### What the exercise asks:
Which lines of the entries below contain the string "this"? Copy each one.

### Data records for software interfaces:

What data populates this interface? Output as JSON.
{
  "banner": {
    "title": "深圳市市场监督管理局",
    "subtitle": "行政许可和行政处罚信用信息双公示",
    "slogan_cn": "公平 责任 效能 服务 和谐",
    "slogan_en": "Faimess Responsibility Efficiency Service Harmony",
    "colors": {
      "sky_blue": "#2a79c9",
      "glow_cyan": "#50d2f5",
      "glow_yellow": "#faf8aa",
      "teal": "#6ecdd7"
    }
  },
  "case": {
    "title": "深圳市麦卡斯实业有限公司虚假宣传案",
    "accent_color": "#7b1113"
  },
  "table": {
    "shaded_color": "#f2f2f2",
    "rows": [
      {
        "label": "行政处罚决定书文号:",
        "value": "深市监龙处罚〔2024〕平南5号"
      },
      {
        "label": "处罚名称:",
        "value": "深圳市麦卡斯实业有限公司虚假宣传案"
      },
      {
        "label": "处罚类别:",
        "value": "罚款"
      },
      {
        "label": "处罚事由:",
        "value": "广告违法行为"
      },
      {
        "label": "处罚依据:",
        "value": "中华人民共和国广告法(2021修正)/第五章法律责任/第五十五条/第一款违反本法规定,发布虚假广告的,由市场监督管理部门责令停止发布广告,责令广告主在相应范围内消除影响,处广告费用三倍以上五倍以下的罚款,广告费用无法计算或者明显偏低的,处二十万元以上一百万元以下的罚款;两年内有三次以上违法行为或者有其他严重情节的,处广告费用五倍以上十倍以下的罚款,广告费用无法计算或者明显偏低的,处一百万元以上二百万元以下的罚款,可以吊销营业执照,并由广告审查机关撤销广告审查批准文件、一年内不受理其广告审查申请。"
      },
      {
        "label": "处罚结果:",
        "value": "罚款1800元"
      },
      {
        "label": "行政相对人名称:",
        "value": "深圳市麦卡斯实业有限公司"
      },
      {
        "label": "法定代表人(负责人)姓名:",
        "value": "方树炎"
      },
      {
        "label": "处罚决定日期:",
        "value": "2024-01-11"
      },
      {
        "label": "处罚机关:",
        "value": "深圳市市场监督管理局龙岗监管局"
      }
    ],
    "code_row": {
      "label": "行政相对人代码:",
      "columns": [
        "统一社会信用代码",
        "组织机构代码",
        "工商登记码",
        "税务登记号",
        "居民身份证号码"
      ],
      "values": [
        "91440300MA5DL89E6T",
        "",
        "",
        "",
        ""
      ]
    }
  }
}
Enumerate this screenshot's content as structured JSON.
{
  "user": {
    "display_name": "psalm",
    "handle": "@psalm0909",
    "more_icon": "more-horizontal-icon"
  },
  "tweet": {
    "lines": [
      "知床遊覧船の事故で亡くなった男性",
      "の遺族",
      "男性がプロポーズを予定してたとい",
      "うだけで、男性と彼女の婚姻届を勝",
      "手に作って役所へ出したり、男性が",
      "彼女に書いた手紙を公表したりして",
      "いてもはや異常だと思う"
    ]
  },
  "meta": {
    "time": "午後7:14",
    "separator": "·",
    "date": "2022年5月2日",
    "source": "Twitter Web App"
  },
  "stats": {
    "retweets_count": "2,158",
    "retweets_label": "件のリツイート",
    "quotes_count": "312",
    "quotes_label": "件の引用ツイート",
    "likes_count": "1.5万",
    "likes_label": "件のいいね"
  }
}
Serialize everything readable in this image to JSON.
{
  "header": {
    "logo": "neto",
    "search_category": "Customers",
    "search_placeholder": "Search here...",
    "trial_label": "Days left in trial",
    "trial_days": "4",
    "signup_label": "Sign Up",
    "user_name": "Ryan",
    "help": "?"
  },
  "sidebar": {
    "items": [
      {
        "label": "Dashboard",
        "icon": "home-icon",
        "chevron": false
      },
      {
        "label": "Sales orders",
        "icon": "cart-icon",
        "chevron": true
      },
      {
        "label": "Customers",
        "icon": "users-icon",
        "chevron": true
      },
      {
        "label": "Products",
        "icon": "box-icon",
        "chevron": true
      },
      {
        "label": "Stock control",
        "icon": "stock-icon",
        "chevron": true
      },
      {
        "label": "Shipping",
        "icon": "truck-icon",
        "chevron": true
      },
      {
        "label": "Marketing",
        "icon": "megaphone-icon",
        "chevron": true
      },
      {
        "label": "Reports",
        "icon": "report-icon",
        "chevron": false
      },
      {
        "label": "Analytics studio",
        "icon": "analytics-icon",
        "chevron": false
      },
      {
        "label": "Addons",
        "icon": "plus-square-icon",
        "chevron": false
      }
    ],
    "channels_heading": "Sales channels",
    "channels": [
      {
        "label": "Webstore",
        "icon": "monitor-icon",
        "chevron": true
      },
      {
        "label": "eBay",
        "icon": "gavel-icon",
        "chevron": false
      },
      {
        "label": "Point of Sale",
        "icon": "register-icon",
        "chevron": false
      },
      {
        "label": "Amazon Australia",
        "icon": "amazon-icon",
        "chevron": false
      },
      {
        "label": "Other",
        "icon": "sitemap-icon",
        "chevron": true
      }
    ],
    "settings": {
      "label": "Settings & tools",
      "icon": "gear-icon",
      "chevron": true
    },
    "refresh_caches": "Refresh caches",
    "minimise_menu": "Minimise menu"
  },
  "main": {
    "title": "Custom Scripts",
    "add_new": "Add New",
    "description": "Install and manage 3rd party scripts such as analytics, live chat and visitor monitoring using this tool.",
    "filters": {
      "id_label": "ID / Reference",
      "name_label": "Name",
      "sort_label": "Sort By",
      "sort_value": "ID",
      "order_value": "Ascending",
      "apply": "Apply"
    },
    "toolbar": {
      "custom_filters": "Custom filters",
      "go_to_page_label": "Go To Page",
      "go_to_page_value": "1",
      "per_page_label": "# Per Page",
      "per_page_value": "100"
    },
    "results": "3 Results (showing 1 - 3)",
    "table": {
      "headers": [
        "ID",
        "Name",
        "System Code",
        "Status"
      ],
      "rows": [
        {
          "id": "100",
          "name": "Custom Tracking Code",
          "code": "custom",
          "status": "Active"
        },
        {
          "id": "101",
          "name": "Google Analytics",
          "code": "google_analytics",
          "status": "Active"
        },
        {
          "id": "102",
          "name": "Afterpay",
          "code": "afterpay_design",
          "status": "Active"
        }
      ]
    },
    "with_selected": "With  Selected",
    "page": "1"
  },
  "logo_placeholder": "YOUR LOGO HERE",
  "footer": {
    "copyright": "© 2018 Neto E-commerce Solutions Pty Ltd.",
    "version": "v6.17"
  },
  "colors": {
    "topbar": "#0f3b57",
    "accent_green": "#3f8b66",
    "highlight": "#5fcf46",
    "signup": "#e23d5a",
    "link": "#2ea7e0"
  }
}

### Task solution:
What data populates this interface? Output as JSON.
Enumerate this screenshot's content as structured JSON.
Serialize everything readable in this image to JSON.
    "description": "Install and manage 3rd party scripts such as analytics, live chat and visitor monitoring using this tool.",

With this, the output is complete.